I found this article that talks about the Charley Ross case and some other cold cases, Richard Cox and Ambrose Bierce. The article has several inaccuracies. It spell’s Charley’s name “Charlie” when his family always spelled it “Charley,” gives the place of the kidnapping as Atlantic City, New Jersey (in fact it was Germantown, Pennsylvania; Charley’s mom was, however, visiting Atlantic City when he was abducted) and says:
[T]he two main kidnappers were killed during an attempted armed robbery, and a third man was sent to jail. But that third man would never admit to the crime and spent most of his life in solitary confinement rather than take a seat in the electric chair.

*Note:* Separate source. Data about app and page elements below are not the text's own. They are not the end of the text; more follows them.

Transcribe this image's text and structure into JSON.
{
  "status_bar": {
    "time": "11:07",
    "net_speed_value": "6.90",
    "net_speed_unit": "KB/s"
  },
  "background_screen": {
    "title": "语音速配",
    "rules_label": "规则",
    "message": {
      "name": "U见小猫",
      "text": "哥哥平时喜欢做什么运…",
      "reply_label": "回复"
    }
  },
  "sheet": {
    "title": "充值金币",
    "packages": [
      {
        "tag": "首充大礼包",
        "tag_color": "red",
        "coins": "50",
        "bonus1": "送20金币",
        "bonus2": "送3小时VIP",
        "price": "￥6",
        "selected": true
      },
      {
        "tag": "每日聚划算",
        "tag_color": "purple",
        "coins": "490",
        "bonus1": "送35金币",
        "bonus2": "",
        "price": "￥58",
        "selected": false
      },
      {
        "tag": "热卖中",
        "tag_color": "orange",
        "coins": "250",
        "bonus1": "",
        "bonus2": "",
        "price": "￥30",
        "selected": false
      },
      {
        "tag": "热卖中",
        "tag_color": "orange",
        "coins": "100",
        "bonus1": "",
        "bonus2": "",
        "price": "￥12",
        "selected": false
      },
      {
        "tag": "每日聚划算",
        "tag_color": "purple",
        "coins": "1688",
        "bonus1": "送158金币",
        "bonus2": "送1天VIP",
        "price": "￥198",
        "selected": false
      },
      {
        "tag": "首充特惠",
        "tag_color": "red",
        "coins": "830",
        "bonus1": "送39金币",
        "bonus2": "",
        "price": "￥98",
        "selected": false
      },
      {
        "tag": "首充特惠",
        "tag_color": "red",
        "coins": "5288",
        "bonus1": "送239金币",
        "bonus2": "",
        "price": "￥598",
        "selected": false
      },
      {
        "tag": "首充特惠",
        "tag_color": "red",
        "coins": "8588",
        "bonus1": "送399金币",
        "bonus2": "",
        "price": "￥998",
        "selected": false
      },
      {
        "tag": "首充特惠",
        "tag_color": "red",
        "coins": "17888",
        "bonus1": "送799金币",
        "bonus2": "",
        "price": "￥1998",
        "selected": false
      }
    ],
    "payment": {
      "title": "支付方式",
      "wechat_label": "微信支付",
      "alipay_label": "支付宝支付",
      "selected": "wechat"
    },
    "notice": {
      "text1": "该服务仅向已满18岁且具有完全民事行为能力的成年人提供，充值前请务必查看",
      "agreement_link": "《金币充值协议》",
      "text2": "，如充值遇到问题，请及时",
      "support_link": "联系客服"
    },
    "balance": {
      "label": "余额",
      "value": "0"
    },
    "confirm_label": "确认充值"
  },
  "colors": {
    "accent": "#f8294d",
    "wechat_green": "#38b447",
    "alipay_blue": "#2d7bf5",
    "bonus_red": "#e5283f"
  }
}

Not so. A third man was sent to jail, yes, and would never admit to his role in the kidnapping, but he didn’t spend the rest of his life there — just six years — he wasn’t in solitary and there was no danger of him being electrocuted. To begin with, he wasn’t charged with a capital offense. Also, the electric chair wasn’t used in executions until 1890. Before that, mostly, they hung people.

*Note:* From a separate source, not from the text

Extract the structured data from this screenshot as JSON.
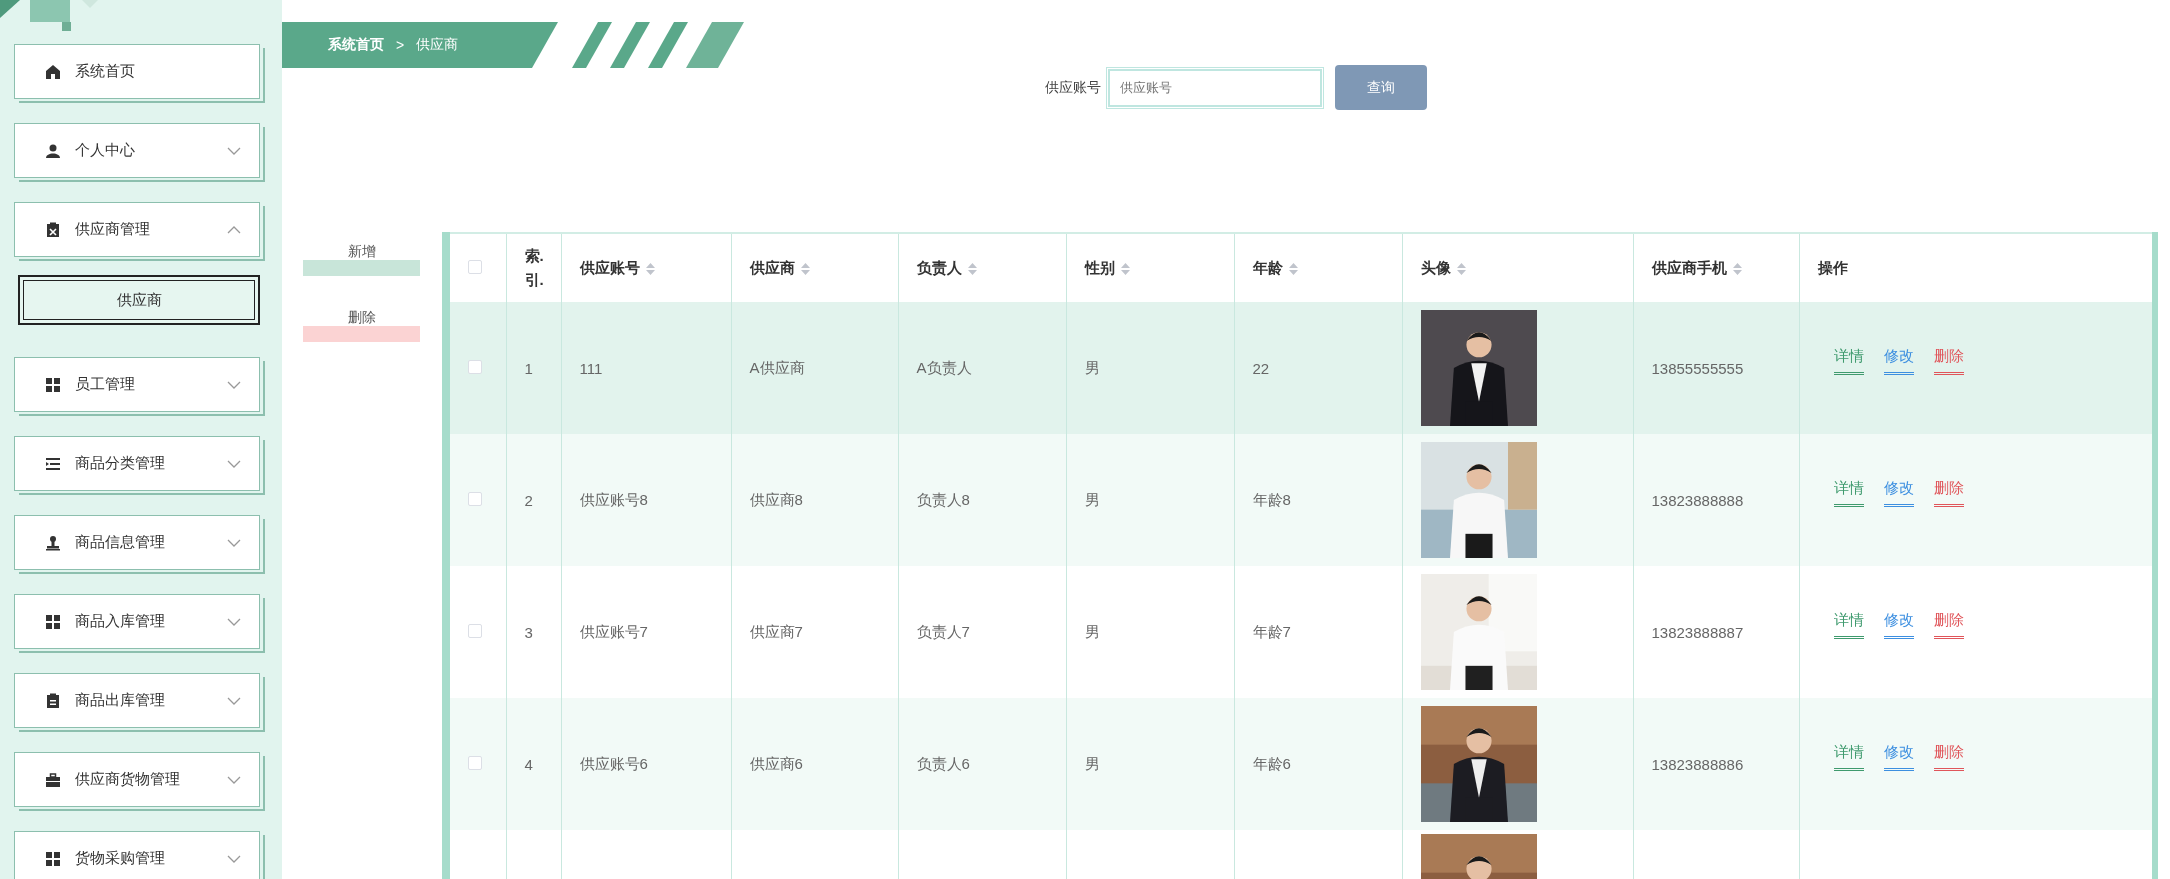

The article’s author is merely quoting from a book on the subject, so I guess it wasn’t really his fault but his source’s. But he could have checked on these things.